Published By Janet Gershen-Siegel at October 17, 2017
Just when everyone seems to have moved onto the next crisis, Equifax’s data breach problems again rear their ugly head. This issue is not going away any time soon. And, again, the people who suffer are the consumers.
On October 12, 2017, ArsTechnica reported that there were redirects on the site, which led to spammy sites (e. g. “You just won an iPhone!”) or to a download of Adobe which was anything but. Instead, the downloads were malicious and were detected as being malware by Symantec (they are the Norton people), Panda, and Webroot. Malwarebytes, Avira, and Eset also showed red flags, although for a different stage in the process.
After the recent debacle with the massive July 2017 data breach which was not reported until September, consumers should be cautious about their information online and their credit reports in particular. And not just with Equifax! Dun & Bradstreet, Experian, and TransUnion could potentially have future issues.
Recently, I provided instructions for how to set up a credit freeze due to the breach. Here are some additional steps you can take to protect yourself and your credit.
Just like any other calculation, sometimes your credit score is just plain incorrect, and that could be a more frequent occurrence in the face of the breach and subsequent problems with Equifax. Hence you need to stay on top of your credit score, and check what’s going into it. If any charges are listed incorrectly (often as unpaid or as delinquent), then you can dispute these issues with the applicable credit reporting agency. Disputes have to be in writing and they should be specific as to which charge you are calling into question. You will need documentation as well, so enclose a copy of any sort of proof of payment, such as a receipt or a cancelled check. Retain the originals and only send copies.
For personal credit, you can get free reports with Annual Credit Report.com. This site covers your personal Experian, TransUnion, and Equifax reports.
If you need to dispute your personal Equifax report, go here.

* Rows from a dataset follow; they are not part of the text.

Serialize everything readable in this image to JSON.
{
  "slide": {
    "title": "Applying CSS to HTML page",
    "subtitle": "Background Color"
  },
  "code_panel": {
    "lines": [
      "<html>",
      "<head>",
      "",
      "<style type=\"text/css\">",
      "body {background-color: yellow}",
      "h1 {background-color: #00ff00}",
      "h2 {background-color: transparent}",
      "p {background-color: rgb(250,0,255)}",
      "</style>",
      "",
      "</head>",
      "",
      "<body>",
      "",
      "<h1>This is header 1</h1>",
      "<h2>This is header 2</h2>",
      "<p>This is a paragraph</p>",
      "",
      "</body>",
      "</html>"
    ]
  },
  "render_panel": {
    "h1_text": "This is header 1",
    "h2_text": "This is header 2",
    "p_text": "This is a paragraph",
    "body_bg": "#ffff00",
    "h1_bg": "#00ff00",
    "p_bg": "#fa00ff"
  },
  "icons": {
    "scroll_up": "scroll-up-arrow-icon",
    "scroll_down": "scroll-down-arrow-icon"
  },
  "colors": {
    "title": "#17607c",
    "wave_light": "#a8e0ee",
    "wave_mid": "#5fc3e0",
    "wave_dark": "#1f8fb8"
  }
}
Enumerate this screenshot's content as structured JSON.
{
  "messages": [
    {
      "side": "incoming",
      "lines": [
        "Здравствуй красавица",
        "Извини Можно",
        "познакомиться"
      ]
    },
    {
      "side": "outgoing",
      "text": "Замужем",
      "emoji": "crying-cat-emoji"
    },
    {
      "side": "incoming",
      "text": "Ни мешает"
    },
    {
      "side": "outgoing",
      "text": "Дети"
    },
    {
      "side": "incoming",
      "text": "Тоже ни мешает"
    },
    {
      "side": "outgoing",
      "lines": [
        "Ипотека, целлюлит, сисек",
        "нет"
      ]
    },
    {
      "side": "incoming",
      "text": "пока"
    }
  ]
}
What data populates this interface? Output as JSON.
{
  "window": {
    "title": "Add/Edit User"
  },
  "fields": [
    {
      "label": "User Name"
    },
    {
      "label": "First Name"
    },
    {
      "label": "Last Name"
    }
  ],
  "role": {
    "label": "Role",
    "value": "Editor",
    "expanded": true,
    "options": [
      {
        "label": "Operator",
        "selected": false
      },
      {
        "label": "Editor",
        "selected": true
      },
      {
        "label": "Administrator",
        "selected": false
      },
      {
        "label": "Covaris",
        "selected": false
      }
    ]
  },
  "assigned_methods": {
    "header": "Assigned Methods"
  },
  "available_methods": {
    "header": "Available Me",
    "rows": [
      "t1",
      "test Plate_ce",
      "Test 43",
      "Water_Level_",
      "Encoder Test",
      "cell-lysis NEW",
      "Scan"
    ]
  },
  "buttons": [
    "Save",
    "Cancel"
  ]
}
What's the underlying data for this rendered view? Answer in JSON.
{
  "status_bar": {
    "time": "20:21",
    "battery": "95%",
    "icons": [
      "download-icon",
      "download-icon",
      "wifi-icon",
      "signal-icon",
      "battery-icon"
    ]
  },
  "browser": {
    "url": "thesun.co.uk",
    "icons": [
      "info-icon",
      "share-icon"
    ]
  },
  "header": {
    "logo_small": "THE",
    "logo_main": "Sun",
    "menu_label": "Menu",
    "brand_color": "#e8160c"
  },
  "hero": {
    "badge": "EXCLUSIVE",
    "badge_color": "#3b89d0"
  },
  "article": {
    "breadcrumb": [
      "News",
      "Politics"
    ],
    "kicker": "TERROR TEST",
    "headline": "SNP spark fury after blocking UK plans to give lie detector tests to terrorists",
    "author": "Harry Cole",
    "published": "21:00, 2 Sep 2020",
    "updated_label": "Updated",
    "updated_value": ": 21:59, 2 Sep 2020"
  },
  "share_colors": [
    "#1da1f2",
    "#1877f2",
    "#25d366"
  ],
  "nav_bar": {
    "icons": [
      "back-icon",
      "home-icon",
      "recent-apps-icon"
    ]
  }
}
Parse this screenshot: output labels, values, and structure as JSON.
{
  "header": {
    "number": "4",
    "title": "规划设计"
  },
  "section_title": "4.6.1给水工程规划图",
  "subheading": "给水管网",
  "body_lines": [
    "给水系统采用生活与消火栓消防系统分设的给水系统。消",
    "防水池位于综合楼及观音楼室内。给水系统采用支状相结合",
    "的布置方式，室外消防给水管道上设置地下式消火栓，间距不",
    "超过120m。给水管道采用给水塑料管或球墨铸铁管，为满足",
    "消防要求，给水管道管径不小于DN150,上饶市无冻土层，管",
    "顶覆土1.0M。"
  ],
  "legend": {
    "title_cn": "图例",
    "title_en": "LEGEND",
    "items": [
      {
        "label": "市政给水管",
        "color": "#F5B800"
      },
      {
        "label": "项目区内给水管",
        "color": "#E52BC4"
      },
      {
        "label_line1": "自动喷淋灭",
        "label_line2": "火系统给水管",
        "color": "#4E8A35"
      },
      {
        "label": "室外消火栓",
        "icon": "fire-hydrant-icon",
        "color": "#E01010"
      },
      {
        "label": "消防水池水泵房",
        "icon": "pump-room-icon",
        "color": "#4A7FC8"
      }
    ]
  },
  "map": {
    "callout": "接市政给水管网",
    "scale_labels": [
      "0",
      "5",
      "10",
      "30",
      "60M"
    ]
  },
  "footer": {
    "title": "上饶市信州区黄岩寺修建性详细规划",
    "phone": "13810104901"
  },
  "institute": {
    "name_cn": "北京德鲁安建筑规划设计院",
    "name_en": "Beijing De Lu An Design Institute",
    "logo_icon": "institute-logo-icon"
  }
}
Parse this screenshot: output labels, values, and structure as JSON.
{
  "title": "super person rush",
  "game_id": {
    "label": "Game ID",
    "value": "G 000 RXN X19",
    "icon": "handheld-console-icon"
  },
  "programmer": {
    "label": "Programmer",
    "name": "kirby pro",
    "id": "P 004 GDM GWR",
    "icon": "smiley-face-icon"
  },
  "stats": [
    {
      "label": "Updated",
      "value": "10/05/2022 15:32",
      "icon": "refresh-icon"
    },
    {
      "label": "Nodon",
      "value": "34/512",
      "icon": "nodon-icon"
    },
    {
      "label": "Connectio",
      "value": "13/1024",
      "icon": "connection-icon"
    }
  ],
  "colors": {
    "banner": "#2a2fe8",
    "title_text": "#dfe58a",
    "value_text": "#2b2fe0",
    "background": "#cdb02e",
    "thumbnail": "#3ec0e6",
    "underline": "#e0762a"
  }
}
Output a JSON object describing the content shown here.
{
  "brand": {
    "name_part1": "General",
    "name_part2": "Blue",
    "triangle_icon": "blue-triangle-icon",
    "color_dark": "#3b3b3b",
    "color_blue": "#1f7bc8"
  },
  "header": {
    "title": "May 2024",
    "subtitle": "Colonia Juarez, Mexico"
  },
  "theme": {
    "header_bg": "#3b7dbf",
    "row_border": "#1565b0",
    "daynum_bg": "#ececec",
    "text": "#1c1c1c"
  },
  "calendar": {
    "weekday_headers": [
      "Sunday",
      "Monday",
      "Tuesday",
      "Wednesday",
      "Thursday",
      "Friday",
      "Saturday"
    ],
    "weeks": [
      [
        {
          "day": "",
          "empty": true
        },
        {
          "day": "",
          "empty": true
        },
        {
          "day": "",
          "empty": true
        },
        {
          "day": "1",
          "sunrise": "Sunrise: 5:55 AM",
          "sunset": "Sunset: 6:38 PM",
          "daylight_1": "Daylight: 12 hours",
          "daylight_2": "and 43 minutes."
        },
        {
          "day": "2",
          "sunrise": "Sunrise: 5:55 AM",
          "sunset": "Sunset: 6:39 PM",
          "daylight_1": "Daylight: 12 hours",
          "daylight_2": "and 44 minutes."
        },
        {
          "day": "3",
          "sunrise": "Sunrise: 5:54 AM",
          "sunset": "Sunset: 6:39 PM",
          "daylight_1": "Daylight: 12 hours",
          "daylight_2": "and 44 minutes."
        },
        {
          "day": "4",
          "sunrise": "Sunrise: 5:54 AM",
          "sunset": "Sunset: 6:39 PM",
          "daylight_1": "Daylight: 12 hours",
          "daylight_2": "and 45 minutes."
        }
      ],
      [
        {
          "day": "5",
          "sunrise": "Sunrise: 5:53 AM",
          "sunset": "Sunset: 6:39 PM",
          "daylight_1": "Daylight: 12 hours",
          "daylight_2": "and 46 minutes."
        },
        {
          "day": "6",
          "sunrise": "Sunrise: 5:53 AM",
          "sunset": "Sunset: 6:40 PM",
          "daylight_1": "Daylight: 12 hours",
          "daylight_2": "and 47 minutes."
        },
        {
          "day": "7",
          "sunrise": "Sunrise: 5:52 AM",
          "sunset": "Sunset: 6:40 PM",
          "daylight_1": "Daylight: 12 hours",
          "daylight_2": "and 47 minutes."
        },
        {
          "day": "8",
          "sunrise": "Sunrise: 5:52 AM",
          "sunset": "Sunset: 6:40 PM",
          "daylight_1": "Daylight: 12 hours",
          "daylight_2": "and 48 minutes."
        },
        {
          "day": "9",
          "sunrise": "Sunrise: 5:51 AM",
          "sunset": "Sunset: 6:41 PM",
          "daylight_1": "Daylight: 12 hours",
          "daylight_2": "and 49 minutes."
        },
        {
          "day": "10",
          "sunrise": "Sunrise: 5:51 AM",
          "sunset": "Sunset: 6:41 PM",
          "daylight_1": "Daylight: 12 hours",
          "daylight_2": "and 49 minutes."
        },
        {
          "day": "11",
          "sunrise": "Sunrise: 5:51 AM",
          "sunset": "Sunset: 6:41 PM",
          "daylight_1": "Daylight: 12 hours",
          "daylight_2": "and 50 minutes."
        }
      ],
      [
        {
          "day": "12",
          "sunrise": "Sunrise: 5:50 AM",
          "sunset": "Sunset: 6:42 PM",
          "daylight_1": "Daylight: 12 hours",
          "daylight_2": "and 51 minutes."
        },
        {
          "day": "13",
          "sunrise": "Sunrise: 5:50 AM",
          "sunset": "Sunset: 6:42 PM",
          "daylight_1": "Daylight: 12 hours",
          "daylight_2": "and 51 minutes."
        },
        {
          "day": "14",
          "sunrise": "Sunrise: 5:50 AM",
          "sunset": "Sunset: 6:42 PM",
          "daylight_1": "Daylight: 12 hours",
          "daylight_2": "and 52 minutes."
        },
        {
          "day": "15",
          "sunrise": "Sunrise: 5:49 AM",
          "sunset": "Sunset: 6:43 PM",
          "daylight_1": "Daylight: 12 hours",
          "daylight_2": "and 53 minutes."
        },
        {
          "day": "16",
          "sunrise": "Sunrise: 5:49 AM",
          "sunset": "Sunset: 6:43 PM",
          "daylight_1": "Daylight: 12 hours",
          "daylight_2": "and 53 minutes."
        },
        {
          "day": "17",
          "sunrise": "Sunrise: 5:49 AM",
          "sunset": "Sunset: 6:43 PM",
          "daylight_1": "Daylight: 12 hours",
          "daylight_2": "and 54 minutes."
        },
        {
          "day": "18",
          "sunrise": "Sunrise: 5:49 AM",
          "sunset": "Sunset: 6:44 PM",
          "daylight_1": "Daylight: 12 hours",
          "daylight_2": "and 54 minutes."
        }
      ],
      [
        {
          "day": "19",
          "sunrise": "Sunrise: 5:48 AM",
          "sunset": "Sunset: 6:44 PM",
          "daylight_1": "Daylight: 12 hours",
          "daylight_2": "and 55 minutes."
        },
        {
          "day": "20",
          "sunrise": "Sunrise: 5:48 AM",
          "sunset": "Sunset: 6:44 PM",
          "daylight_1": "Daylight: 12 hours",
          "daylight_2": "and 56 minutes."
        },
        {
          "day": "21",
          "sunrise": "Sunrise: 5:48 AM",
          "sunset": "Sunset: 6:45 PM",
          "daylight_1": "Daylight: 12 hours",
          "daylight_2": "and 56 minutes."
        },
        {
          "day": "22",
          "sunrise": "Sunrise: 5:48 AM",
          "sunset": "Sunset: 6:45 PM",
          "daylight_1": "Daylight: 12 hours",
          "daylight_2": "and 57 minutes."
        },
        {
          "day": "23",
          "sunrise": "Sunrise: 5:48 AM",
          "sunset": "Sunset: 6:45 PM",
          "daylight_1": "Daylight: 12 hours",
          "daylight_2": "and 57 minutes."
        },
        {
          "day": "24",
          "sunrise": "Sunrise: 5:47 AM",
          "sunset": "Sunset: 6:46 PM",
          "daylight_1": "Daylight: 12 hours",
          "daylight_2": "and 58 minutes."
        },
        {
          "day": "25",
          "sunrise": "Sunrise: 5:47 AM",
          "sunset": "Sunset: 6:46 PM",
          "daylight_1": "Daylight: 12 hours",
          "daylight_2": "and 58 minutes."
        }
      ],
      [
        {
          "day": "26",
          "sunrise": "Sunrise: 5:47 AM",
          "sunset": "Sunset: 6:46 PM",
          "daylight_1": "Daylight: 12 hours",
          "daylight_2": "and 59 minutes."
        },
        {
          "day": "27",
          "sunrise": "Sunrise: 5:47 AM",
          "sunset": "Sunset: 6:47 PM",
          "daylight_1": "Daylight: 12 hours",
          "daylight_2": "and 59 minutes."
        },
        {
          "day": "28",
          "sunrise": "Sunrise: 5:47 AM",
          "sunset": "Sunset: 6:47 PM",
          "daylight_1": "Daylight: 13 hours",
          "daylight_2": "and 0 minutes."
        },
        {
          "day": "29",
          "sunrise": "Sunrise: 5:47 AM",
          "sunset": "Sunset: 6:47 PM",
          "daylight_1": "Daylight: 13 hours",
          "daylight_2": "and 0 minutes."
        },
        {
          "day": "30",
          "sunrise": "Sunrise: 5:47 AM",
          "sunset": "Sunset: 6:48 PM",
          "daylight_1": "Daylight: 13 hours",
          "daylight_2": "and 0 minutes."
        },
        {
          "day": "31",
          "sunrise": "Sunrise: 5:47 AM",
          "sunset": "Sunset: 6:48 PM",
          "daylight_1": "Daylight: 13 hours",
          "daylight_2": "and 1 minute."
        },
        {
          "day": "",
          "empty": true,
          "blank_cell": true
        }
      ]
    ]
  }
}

Order your company’s Experian report here. You can dispute errors on your or your company’s Experian report by following the directions here. For disputing your personal credit report from Experian, go here.
You can get your business’s PAYDEX report here and you can contact their Customer Service department (it’s a part of Dun & Bradstreet, as they also generate PAYDEX reports) here. D & B’s PAYDEX Customer Service phone number is here.
They took the page down as soon as possible, according to the BBC. Such a rapid respond contrasts with the delays which accompanied the July breach.
Without a crystal ball, there are no guarantees that any of my concerns will ever come to fruition. However, we do know that the CEO and two other top executives (the head of security and the Chief Information Officer) all retired, thereby deploying their golden parachutes.
The United States is already investigating, as is the Attorney General of Massachusetts, Maura Healey. In Georgia, a class action lawsuit has started – you don’t need to do anything in order to be considered a part of the class. In fact, there’s more than one class action suit floating around – the courts will, at some point, look to consolidate them all.
And that isn’t even getting into the possibility of an insider trading case. I hope Equifax’s upper management enjoy hot water, because they’re soaking in it.
As the Equifax data breach problems continue, I will continue to cover the matter. The New York Times is also following this story. It is far from over.